"In A Transitional Period"
An update on Home Depot (HD) and Floor & Decor (FND)
From “A Unique Environment” (February 2023):
“Home Depot’s (HD’s) business experienced significant tailwinds over the past three years; the lingering question is whether those gains will prove to be sustainable. The Q4 results and the 2023 guidance show that this question remains unanswered. With a significant decline in existing U.S. home sales (“NAR’s measure of housing affordability fell to its lowest level since 1985”), along with a potential lag from the home improvements / remodels completed from 2020 – 2022, it seems reasonable to assume that a more difficult year or two lies ahead. The FY23 guidance accounts for that reality, but I do wonder if the assumptions are still a bit optimistic…”
The first three months of the year are behind us, and those questions have grown louder. With Q1 comps down 4.5%, Home Depot management was forced to cut FY23 guidance: as opposed to a prior belief that comps would be “approximately flat”, they now expect a decline of 2% - 5%. As you can see, this would mark the first year of declining comps at HD since 2009.
On the call, HD management said the following (CFO Richard McPhail): “We expected 2023 to be a year of moderation in the home improvement market, driven by monetary policy actions to dampen overall consumer demand. In our view, we are in a transitional period in the consumer economy.”

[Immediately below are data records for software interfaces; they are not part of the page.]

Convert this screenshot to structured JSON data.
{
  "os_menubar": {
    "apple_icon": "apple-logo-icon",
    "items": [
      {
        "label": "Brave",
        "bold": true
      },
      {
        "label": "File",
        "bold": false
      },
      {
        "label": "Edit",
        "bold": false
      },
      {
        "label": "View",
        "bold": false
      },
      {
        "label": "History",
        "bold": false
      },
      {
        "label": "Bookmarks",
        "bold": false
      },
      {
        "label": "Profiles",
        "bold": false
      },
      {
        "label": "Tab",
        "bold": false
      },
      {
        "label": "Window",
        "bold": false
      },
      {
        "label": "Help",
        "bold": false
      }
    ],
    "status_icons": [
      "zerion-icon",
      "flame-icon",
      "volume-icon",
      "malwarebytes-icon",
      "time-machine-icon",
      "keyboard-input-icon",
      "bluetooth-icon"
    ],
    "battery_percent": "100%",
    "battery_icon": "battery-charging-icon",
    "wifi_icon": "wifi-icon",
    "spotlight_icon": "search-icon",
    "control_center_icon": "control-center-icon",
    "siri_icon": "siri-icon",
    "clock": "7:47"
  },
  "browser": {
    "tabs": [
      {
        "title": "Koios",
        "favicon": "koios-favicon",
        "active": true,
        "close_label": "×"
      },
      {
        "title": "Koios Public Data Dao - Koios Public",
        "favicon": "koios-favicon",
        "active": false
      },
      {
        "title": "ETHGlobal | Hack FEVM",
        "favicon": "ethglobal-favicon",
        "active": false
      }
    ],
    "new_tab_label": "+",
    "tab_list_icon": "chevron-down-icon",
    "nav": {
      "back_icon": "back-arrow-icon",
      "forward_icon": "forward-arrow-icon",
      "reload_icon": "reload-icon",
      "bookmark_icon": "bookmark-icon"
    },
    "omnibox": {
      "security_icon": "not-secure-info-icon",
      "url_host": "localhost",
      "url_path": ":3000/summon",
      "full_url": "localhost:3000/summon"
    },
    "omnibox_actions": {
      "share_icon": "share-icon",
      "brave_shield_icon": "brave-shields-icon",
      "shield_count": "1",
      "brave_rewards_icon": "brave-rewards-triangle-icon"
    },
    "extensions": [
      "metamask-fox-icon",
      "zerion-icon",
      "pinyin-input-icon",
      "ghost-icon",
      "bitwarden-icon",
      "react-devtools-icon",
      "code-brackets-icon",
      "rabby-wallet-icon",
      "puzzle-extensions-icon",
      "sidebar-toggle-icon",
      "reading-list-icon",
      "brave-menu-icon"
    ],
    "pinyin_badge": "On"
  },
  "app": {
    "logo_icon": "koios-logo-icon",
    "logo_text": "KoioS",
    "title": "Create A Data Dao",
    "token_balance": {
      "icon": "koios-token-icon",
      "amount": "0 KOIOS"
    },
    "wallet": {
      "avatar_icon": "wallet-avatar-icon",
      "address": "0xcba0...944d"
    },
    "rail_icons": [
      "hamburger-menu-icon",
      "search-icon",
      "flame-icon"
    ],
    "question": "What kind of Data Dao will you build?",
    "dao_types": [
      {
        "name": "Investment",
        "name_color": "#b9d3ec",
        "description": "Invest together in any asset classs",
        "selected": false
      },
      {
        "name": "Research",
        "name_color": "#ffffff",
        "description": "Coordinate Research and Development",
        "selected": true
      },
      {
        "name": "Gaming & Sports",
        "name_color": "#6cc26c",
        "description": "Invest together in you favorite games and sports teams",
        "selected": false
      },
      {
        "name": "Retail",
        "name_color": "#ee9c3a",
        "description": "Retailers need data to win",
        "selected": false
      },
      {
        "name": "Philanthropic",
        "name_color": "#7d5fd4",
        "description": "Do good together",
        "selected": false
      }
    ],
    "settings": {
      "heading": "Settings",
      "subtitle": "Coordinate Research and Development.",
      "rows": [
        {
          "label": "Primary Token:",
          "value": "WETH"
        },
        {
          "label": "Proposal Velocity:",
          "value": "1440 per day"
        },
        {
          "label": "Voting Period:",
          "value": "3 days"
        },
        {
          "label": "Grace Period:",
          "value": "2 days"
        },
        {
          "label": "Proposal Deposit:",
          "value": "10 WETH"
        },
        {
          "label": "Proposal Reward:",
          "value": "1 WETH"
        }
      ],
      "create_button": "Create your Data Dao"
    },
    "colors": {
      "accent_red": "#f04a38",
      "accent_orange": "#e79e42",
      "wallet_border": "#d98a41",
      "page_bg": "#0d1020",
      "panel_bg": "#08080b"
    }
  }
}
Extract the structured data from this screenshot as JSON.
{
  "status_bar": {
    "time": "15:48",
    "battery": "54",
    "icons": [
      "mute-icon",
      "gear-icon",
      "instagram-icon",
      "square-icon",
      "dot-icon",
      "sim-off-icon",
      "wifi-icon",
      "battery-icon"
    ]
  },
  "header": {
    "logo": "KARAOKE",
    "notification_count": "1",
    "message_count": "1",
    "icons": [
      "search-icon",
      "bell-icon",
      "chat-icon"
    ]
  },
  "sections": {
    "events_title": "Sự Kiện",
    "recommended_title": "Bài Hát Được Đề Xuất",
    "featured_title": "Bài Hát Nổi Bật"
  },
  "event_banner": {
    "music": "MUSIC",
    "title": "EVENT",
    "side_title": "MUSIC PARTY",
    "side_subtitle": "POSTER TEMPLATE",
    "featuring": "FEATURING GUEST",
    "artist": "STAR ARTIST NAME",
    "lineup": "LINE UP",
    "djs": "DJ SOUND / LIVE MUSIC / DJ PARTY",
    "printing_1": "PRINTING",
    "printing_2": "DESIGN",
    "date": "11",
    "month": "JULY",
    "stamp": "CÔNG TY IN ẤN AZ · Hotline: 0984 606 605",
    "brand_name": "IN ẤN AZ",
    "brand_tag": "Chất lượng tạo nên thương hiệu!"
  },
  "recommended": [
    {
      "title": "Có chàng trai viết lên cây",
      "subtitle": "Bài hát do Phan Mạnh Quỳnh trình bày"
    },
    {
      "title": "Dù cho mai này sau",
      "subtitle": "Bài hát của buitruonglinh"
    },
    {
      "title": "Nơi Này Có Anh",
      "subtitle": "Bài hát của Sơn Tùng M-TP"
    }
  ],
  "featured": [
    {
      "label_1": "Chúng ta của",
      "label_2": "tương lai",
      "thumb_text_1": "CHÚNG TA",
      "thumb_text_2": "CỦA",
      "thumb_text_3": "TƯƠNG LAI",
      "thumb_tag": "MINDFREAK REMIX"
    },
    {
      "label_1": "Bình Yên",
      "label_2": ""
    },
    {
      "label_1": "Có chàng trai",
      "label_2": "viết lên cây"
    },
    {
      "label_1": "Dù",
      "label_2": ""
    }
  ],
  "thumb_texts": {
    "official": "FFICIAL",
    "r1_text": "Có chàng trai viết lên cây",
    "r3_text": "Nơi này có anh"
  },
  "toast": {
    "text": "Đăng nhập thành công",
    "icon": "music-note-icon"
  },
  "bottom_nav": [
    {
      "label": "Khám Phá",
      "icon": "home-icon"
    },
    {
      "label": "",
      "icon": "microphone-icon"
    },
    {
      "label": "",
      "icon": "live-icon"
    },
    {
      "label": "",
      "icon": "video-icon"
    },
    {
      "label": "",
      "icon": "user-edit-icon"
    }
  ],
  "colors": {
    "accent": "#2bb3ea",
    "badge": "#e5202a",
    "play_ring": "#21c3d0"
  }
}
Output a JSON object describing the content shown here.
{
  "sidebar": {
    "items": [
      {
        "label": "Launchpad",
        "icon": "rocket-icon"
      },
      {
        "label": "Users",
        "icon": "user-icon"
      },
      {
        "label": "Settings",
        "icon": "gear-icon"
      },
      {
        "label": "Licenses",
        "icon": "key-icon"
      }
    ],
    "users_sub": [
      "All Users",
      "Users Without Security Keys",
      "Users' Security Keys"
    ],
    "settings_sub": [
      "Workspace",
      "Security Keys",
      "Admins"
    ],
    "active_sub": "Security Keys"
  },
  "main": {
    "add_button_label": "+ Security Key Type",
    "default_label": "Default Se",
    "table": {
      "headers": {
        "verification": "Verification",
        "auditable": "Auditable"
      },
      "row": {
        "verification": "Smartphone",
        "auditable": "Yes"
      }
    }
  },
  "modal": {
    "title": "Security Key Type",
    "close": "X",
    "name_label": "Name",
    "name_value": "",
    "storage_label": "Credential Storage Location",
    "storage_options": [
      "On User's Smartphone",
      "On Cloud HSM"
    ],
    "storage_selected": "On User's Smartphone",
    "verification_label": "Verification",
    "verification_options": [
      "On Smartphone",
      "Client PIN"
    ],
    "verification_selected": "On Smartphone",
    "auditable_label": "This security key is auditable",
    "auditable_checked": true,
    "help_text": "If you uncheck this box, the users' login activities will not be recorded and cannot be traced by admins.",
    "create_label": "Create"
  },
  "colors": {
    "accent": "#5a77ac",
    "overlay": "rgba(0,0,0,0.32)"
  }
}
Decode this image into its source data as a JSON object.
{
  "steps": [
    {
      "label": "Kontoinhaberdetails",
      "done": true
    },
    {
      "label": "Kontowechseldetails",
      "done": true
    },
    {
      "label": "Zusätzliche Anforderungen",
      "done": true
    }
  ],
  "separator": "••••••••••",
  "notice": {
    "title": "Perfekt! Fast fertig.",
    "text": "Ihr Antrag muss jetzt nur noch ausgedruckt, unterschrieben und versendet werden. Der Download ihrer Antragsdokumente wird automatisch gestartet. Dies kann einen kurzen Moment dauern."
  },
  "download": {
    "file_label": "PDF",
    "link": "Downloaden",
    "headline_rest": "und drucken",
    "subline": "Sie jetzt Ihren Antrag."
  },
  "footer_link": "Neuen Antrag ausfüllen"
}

Demand moderation is materializing in two key areas: major home remodels / renovations and large ticket discretionary purchases like grills, patio furniture, etc., which are clearly being impacted by the pull forward of purchases over the past three years (for a clear example of this, look at the revenue trends for Traeger from slide 11 of their Q1 FY23 report; as you’ll see, their grill revenues in Q1 FY23 were ~50% lower than in Q1 FY21). This comment from HD management sums it up well: “We've seen demand soften across parts of the business, including flooring, kitchen, and bath. Softer demand may reflect consumers moving from larger to smaller projects… A newer dynamic this quarter was a more cautious consumer, given broader macro concerns, including credit availability… Pros and consumers are taking on smaller, less discretionary projects.” (Note that Home Depot’s flooring comps have come in below the company average in each of the past five quarters.)
This is most evident when looking at the large ticket ($1,000+) transaction comps, which declined by 7% YoY in Q1 - a significant change in trend from the results reported over the past 24 - 36 months. As a reminder, I estimate these transactions account for ~25% of Home Depot’s sales. (June 2021: “Large transactions, while they benefit from the purchase of a $2,000 or $3,000 refrigerator, are still very much driven by the project business… These are [project driven] tickets with 50, 60, or 70+ units in the basket.”)
Top-line pressures have a material impact on the bottom line (a natural outcome from sales deleverage, but also as a result of the incremental wage investments). For the year, management expects EPS to decline by roughly 10%, to ~$15.0 per share (from 2019 – 2023e, that’s a four-year EPS CAGR of +10%). Revisiting the discussion about the dividend from February, the payout ratio is likely to be at ~55% in 2023. As I said then, the 10% increase in the face of potential short-term headwinds struck me as a curious decision (and out of line with the idea of “wanting to increase our dividend every year as we grow earnings”). If nothing else, it’s becoming clear that the aggressive growth of the past decade, with the per share dividend up >5x from 2013 – 2023e, is behind us; future increases to the per share dividend should roughly mirror the pace of HD’s EPS growth (i..e, high-single digits).
Floor & Decor